How many folks today recall
The year of nineteen-twenty-one
When stalwart Hilton A. Belyea
Had, many rowing laurels, won.
A man, was he, of talent, rare
A native son of West Saint John
A rugged, fighting, matchless foe
Whose deeds of greatness, still live on.
Though mighty "Hilt's" achievements, were
Then recognized by world acclaim
Misfortune, grim, denied this man
His just reward, the Hall of Fame.
This unpretentious sportsman, grand
Would each reverse, with courage, meet
And each success, however great
Though overjoyed, would humbly treat.
An age, since then, has truly passed
'Twas fifty years one month ago
But turn, you now, the pages back
One hundred distant years or so
You've read, I'm sure, that tragic tale
Of August eighteen-seventy-one
When precious human life was lost
And Renforth's gallant name, was won.
Four years before, our four-man crew
Upon the placid river Seine
'Mid wild applause, to vict'ry, rowed
And thereby, world renown, did gain
From that time on, the "Paris" Crew
For they, as such, since then, were known
We truly classed as men of steel
And hailed them proudly as our own.
You must recall the record of
That morn of August twenty-third
When English oarsmen, tried and true
The blood of cheering sportsmen, stirred.
The "Paris" Crew and Britain's best
Then matched their courage, wits, and speed
To race a course of six long miles
The rival oarsmen, had agreed.
With Fulton, Hutton, Ross and Price
The sculling "greats" of old Saint John
Opposing Britain's hope and pride
A crew of men of skill and brawn
Like Renforth, Chambers, Kelly, Pearce
Aquatic stars of talent, rare
Engaged in action, fast and fierce
Would mean a race, beyond compare.
The "Queen Victoria," fast and trim
The peerless, vet'ran, British boat
Against the "Harding," then was matched
The Carleton "Paris" shell of note.
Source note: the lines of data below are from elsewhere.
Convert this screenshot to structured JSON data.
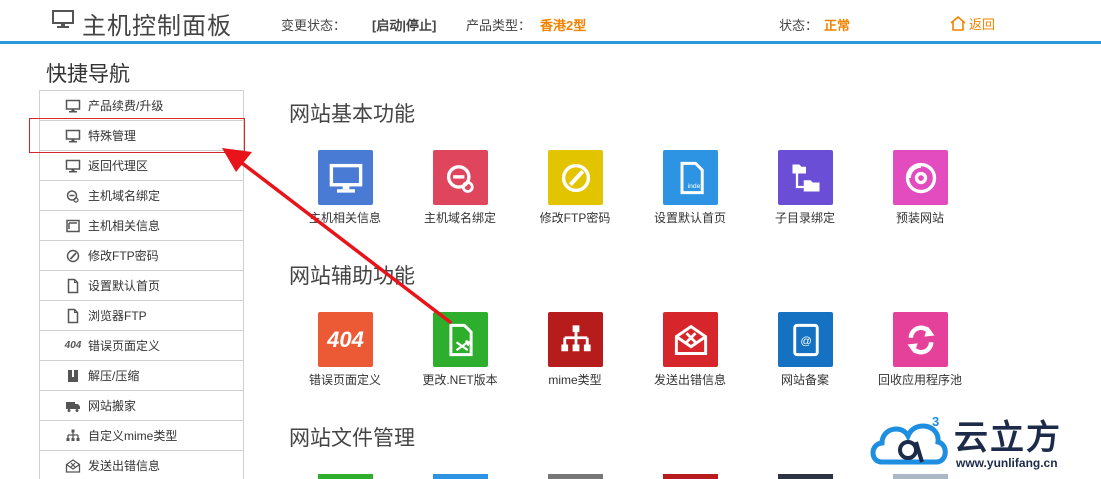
{
  "header": {
    "title": "主机控制面板",
    "change_status_label": "变更状态：",
    "change_status_value": "[启动|停止]",
    "product_type_label": "产品类型：",
    "product_type_value": "香港2型",
    "status_label": "状态：",
    "status_value": "正常",
    "back_label": "返回"
  },
  "sidebar": {
    "title": "快捷导航",
    "items": [
      {
        "label": "产品续费/升级",
        "icon": "monitor-icon"
      },
      {
        "label": "特殊管理",
        "icon": "monitor-icon"
      },
      {
        "label": "返回代理区",
        "icon": "monitor-icon"
      },
      {
        "label": "主机域名绑定",
        "icon": "domain-icon"
      },
      {
        "label": "主机相关信息",
        "icon": "info-icon"
      },
      {
        "label": "修改FTP密码",
        "icon": "pencil-icon"
      },
      {
        "label": "设置默认首页",
        "icon": "file-icon"
      },
      {
        "label": "浏览器FTP",
        "icon": "file-icon"
      },
      {
        "label": "错误页面定义",
        "icon": "404-icon",
        "icon_text": "404"
      },
      {
        "label": "解压/压缩",
        "icon": "archive-icon"
      },
      {
        "label": "网站搬家",
        "icon": "truck-icon"
      },
      {
        "label": "自定义mime类型",
        "icon": "tree-icon"
      },
      {
        "label": "发送出错信息",
        "icon": "mail-icon"
      }
    ]
  },
  "sections": [
    {
      "title": "网站基本功能",
      "tiles": [
        {
          "label": "主机相关信息",
          "color": "#4a7bd4",
          "icon": "monitor-icon"
        },
        {
          "label": "主机域名绑定",
          "color": "#e0455e",
          "icon": "domain-icon"
        },
        {
          "label": "修改FTP密码",
          "color": "#e3c400",
          "icon": "pencil-icon"
        },
        {
          "label": "设置默认首页",
          "color": "#2c94e3",
          "icon": "index-file-icon",
          "icon_text": "index"
        },
        {
          "label": "子目录绑定",
          "color": "#6a4fd6",
          "icon": "folder-tree-icon"
        },
        {
          "label": "预装网站",
          "color": "#e24cbf",
          "icon": "disc-icon"
        }
      ]
    },
    {
      "title": "网站辅助功能",
      "tiles": [
        {
          "label": "错误页面定义",
          "color": "#eb5a35",
          "icon": "404-icon",
          "icon_text": "404"
        },
        {
          "label": "更改.NET版本",
          "color": "#2dae2d",
          "icon": "shuffle-file-icon"
        },
        {
          "label": "mime类型",
          "color": "#b61c1c",
          "icon": "tree-icon"
        },
        {
          "label": "发送出错信息",
          "color": "#d7262b",
          "icon": "mail-icon"
        },
        {
          "label": "网站备案",
          "color": "#1571c2",
          "icon": "address-book-icon"
        },
        {
          "label": "回收应用程序池",
          "color": "#e5419b",
          "icon": "recycle-icon"
        }
      ]
    },
    {
      "title": "网站文件管理",
      "partial_colors": [
        "#2dae2d",
        "#2c94e3",
        "#777777",
        "#b61c1c",
        "#2b3440",
        "#aab8c8"
      ]
    }
  ],
  "watermark": {
    "brand": "云立方",
    "url": "www.yunlifang.cn",
    "superscript": "3"
  }
}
By horse and foot, they came that day
They came, in truth, from far and wide
To watch a race, on which, was bet
Five hundred English Pounds a side.
So truly vast a motley throng
Was never witnessed here before
Full twenty thousand people stood
Upon the Kennebecasis shore.
The river waters teemed with life
And anchored craft of ev'ry size
So picturesque and grand a sight
Was rarely viewed by human eyes.
A breathless tension filled the air
Suppressed excitement running high
As in the shells the crews prepared
The fateful moment drawing nigh.
Their muscled sun-tanned bodies told
Of weary months of toil and sweat,
And once again had come the day
When "champ" and challenger had met.
Three years before at old Lachine
The "Paris" shell, then ill-equipped
Had lost a match to Renforth's crew
Whose hollow vict'ry truly stripped
Our local lads of name and crown
A bitter pill that day to take
But now, on even terms, they'd fight
And English hearts, they vowed, they'd break.
The starter's sharp and frenzied shout
The sculler's trend of thought upset
Their bodies tensed and snapped erect
Their potent oars, the water, met.
As though possessed with human life
The rival boats then forward, shot.
As shoreward, now, with lightning speed
The cry of "Go" was clearly brought.
Now Renforth's clip of forty-two
To grab the lead, it seemed, was meant
But Fulton too, the "Paris" stroke
With all his heart, was vict'ry bent
If such a grand, ambitious, thought
Had flashed through Renforth's anxious mind
To disappointment, he was doomed
For inch by inch, they fell behind.
The massive crowd, enraptured, watched
An eight-man match of strength and skill
The flashing oars and speeding shells
Were truly, then, a sight to thrill
Through superhuman effort now
The "Paris" Crew retained the lead
While English strove with might and main
To still surpass her rival's speed.
The half-mile mark saw Fulton's crew
A hard-earned precious length ahead
Though Britain tried, she failed, and found
A slowly wid'ning gap instead.
Jim Renforth knew as British "stroke"
That row, he must, much faster yet
He squared his jaw and grimly vowed
He'd strike a clip they'd not forget.
But mortal man, could not, that day
The potent Fulton pace, outdo
And so, despite his desp'rate spurt
The gap, between, still wider, grew
The ardent throng, a vict'ry, sensed
And human-like, began to yell
But cries of joy, to horror, turned
As mighty Renforth, forward, fell.
Before the sun, that August morn'
It scorching path, on high, had burned
Though Renforth's life, they fought to save
A truly saddened world, had learned
This loyal son of England, who
So many crews, to vict'ry led
Would race no more on Britain's shore
For noble Renforth's soul, had fled.
This handsome man of twenty-nine
With more to lose, than then, to gain
For England's glory, gave his all
A costly price, and all in vain.
One hundred years, since then, has passed
That tragic day, has long since gone
And time, the mem'ry, now, has dimmed
But Renforth's gallant name, lives on.